Jill Schoenfeld, TreeStar Inc.




Example FlowCAP biological investigation datasets:

1. “The Knockout Mouse Use Case” - analysis of primary and secondary lymphoid organs for evidence of deviations from normal lymphoid development – bone marrow, thymus, lymph node, spleen, peripheral blood, Peyer’s patch, skin. Marker panels: thymocyte panel (CD3, CD4, CD8, CD25, CD44), preB cell panel, T cell panel, B cell panel, Dendritic cell panel

2. In vivo immune response to vaccination/infection in human subjects – usually PBMC samples taken before and at various time points after vaccination. May be used to test the efficacy of different vaccine formulations (relatively small numbers of subjects) or to look for differences in immune responses due to the effects of genetic polymorphisms (large numbers, thousands, of subjects). Responding cells would represent a small proportion of the total PBMC, often <1%.

3. In vitro immune responses – in vitro stimulations with more granular timepoints. In vitro culturing will change the distribution of cell types in comparison with the primary specimen, an often include an enrichment for the cell type of interest. The responding relevant cell type if often absent from the unstimulated sample.

4. Disease diagnosis – usually used for diagnosis of leukemia, lymphoma or some kind of myeloproliferative disorder. The diagnostic specimen (PBMC, bone marrow aspirate or lymph node) is often quite distinct from a normal specimen in terms of the presence of an abnormal cell type or a significant skewing in the proportion of a cell with relatively normal expression patterns.

5. Disease progression/minimal residual disease detection – this use case involve the detection and monitoring of leukemia or lymphoma in peripheral blood. The goal is to push the limits of detection (<.01%). The phenotypic characteristics of the abnormal cell are often known from the diagnostic specimen in which the abnormal cells are present in abundance.

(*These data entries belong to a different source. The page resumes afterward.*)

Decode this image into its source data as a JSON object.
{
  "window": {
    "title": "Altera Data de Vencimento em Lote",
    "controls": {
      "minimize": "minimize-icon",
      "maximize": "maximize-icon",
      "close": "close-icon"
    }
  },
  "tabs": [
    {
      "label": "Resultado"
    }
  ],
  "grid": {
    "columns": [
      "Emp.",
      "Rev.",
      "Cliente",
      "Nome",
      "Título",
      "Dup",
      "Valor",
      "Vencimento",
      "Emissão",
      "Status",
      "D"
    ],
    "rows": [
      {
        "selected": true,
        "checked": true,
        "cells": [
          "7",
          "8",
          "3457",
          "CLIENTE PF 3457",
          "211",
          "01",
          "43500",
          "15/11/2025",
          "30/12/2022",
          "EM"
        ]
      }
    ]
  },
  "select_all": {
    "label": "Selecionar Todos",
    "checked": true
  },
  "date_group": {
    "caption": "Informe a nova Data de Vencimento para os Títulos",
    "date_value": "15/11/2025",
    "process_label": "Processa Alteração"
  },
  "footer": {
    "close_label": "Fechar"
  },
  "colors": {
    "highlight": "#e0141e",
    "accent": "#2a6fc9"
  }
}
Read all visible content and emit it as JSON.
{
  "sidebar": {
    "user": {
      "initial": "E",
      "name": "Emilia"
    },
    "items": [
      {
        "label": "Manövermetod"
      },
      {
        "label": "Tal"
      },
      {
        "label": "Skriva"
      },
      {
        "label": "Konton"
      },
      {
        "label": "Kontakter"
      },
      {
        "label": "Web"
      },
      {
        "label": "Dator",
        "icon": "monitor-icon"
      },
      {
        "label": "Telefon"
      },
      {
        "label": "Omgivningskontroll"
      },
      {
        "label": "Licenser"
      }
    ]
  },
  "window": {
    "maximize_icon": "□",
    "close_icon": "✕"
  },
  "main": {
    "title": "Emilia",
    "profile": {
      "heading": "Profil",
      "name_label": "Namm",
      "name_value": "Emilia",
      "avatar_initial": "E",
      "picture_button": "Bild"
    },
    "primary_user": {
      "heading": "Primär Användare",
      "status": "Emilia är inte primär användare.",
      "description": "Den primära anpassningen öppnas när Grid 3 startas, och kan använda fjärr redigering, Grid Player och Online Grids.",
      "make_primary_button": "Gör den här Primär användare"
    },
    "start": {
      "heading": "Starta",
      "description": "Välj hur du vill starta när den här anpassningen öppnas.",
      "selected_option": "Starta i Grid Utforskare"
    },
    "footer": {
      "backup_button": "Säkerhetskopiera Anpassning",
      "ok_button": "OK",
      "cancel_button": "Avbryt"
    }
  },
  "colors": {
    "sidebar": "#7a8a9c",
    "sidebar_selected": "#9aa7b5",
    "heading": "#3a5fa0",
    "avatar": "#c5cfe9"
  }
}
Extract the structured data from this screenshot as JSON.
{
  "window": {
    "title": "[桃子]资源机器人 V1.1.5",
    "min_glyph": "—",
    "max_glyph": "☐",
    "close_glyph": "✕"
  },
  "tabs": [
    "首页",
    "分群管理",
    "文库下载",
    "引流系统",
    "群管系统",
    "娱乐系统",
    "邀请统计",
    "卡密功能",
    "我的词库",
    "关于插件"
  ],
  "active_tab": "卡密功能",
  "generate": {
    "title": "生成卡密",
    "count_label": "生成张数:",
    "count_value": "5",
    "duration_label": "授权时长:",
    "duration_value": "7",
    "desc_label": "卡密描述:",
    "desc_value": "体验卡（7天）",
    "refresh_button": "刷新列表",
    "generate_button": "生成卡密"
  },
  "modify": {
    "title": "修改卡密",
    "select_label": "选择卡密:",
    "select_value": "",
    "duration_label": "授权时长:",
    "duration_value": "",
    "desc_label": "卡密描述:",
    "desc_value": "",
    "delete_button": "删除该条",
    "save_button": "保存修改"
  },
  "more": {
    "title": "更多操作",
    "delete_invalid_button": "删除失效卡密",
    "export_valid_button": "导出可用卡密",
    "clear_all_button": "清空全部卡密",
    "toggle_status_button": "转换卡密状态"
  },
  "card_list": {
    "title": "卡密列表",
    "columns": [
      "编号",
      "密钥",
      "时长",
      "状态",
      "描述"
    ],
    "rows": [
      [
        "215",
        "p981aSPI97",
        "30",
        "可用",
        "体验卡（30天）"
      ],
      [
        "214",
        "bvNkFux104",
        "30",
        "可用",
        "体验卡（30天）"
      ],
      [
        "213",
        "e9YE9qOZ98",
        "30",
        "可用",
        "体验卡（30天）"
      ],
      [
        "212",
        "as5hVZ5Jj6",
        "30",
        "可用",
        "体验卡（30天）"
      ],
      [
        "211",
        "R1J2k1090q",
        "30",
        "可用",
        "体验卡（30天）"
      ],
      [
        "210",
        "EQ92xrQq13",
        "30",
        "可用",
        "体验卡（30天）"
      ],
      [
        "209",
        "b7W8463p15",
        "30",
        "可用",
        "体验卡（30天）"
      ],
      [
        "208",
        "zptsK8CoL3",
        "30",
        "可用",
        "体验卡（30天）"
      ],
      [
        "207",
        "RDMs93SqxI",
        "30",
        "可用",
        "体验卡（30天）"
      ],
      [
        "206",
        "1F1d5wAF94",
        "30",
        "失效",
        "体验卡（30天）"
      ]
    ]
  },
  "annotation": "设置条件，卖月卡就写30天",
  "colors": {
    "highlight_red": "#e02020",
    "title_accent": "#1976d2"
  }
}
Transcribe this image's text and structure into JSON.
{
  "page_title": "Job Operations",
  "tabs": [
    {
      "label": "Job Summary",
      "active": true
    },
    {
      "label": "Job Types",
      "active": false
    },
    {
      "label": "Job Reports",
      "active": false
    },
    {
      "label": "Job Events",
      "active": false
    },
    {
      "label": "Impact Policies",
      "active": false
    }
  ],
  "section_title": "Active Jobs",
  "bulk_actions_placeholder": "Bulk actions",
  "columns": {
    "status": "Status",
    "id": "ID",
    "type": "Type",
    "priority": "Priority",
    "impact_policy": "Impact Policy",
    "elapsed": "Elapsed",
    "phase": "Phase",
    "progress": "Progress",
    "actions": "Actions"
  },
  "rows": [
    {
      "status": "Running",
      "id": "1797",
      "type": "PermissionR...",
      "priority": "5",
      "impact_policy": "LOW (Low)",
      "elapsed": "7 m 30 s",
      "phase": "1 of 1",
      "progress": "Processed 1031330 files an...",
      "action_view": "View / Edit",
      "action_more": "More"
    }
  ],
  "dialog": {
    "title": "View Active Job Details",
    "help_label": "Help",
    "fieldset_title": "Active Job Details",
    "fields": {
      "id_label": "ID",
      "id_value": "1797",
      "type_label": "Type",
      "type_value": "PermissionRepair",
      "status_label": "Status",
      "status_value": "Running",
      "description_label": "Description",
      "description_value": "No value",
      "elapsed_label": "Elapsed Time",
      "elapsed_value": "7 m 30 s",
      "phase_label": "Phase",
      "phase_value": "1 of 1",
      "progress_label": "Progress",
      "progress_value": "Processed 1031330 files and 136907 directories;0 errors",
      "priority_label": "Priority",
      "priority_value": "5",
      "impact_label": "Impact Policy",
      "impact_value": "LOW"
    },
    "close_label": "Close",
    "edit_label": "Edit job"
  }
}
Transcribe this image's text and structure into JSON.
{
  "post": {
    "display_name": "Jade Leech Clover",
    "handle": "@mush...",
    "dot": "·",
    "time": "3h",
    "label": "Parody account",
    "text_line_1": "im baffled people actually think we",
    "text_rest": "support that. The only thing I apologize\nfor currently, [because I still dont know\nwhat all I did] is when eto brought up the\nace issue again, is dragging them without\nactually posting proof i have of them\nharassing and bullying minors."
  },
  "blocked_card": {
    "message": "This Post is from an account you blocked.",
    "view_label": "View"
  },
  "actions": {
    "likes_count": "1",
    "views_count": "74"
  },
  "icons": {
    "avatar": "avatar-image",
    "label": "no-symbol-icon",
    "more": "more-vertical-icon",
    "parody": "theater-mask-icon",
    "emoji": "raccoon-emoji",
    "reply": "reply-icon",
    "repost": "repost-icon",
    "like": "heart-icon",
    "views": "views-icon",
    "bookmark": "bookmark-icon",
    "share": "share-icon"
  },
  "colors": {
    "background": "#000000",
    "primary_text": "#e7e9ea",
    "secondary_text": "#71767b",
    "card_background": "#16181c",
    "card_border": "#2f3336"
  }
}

6. Therapeutic efficacy – this use case could be an example of a cellular biomarker discovery project or a supervised type of analysis. As a cellular biomarker project, the idea would be to identify all unique cell types from the dataset and to determine if any of them correlate with some other measure of therapeutic response (outcome measure) that would validate them as a biomarker of therapeutic response.

7. Rare population detection – (e.g., stem cell detection).


Example FlowCAP technical investigation datasets:

1. Technical variability (e.g., laser drift, reagent lot effects, site differences)

2. Large number of events, >1,000,000 (more is better)

3. Large number of markers, >12 (more is better)

4. Integration of data with from independent samples with partially overlapping staining/marker panels